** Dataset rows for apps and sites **
###

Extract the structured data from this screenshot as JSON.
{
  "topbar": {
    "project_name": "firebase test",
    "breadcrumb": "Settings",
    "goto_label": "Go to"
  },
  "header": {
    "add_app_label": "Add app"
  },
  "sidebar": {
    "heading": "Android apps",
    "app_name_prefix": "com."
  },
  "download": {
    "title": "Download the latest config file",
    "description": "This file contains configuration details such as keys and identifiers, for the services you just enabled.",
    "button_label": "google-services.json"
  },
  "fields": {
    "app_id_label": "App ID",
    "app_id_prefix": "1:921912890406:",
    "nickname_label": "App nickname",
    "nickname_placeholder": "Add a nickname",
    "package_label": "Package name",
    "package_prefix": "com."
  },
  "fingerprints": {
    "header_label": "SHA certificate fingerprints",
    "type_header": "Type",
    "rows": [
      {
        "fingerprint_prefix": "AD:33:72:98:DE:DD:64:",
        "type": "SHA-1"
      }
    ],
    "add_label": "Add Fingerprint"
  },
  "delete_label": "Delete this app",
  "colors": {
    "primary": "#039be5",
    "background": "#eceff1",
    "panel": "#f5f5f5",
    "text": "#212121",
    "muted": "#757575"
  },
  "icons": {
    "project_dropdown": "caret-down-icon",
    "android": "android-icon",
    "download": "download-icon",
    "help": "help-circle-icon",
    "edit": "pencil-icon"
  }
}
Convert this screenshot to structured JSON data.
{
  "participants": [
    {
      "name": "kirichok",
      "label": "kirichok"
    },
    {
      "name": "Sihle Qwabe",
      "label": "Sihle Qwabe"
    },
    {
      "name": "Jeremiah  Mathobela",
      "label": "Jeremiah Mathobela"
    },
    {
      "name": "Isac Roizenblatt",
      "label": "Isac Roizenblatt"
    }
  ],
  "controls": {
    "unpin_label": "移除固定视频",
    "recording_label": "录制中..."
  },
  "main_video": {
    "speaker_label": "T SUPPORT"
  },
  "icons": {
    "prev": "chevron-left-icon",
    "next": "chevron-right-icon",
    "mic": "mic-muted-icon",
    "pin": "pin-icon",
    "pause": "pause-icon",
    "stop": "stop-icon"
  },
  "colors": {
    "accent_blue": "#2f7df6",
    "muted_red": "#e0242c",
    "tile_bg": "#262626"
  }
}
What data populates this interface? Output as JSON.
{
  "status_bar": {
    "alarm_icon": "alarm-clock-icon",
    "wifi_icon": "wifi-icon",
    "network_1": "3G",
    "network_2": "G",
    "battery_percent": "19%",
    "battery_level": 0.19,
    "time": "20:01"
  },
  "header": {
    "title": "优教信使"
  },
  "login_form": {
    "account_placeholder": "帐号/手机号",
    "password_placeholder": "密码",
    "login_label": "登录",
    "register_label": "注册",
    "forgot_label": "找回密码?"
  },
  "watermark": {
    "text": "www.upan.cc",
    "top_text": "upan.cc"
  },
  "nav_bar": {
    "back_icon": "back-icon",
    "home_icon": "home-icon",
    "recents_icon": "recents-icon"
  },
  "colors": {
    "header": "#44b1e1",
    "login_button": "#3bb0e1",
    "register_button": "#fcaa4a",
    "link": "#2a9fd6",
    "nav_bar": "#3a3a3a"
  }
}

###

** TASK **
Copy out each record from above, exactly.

** THE ANSWER **
Extract the structured data from this screenshot as JSON.
{
  "topbar": {
    "project_name": "firebase test",
    "breadcrumb": "Settings",
    "goto_label": "Go to"
  },
  "header": {
    "add_app_label": "Add app"
  },
  "sidebar": {
    "heading": "Android apps",
    "app_name_prefix": "com."
  },
  "download": {
    "title": "Download the latest config file",
    "description": "This file contains configuration details such as keys and identifiers, for the services you just enabled.",
    "button_label": "google-services.json"
  },
  "fields": {
    "app_id_label": "App ID",
    "app_id_prefix": "1:921912890406:",
    "nickname_label": "App nickname",
    "nickname_placeholder": "Add a nickname",
    "package_label": "Package name",
    "package_prefix": "com."
  },
  "fingerprints": {
    "header_label": "SHA certificate fingerprints",
    "type_header": "Type",
    "rows": [
      {
        "fingerprint_prefix": "AD:33:72:98:DE:DD:64:",
        "type": "SHA-1"
      }
    ],
    "add_label": "Add Fingerprint"
  },
  "delete_label": "Delete this app",
  "colors": {
    "primary": "#039be5",
    "background": "#eceff1",
    "panel": "#f5f5f5",
    "text": "#212121",
    "muted": "#757575"
  },
  "icons": {
    "project_dropdown": "caret-down-icon",
    "android": "android-icon",
    "download": "download-icon",
    "help": "help-circle-icon",
    "edit": "pencil-icon"
  }
}
Convert this screenshot to structured JSON data.
{
  "participants": [
    {
      "name": "kirichok",
      "label": "kirichok"
    },
    {
      "name": "Sihle Qwabe",
      "label": "Sihle Qwabe"
    },
    {
      "name": "Jeremiah  Mathobela",
      "label": "Jeremiah Mathobela"
    },
    {
      "name": "Isac Roizenblatt",
      "label": "Isac Roizenblatt"
    }
  ],
  "controls": {
    "unpin_label": "移除固定视频",
    "recording_label": "录制中..."
  },
  "main_video": {
    "speaker_label": "T SUPPORT"
  },
  "icons": {
    "prev": "chevron-left-icon",
    "next": "chevron-right-icon",
    "mic": "mic-muted-icon",
    "pin": "pin-icon",
    "pause": "pause-icon",
    "stop": "stop-icon"
  },
  "colors": {
    "accent_blue": "#2f7df6",
    "muted_red": "#e0242c",
    "tile_bg": "#262626"
  }
}
What data populates this interface? Output as JSON.
{
  "status_bar": {
    "alarm_icon": "alarm-clock-icon",
    "wifi_icon": "wifi-icon",
    "network_1": "3G",
    "network_2": "G",
    "battery_percent": "19%",
    "battery_level": 0.19,
    "time": "20:01"
  },
  "header": {
    "title": "优教信使"
  },
  "login_form": {
    "account_placeholder": "帐号/手机号",
    "password_placeholder": "密码",
    "login_label": "登录",
    "register_label": "注册",
    "forgot_label": "找回密码?"
  },
  "watermark": {
    "text": "www.upan.cc",
    "top_text": "upan.cc"
  },
  "nav_bar": {
    "back_icon": "back-icon",
    "home_icon": "home-icon",
    "recents_icon": "recents-icon"
  },
  "colors": {
    "header": "#44b1e1",
    "login_button": "#3bb0e1",
    "register_button": "#fcaa4a",
    "link": "#2a9fd6",
    "nav_bar": "#3a3a3a"
  }
}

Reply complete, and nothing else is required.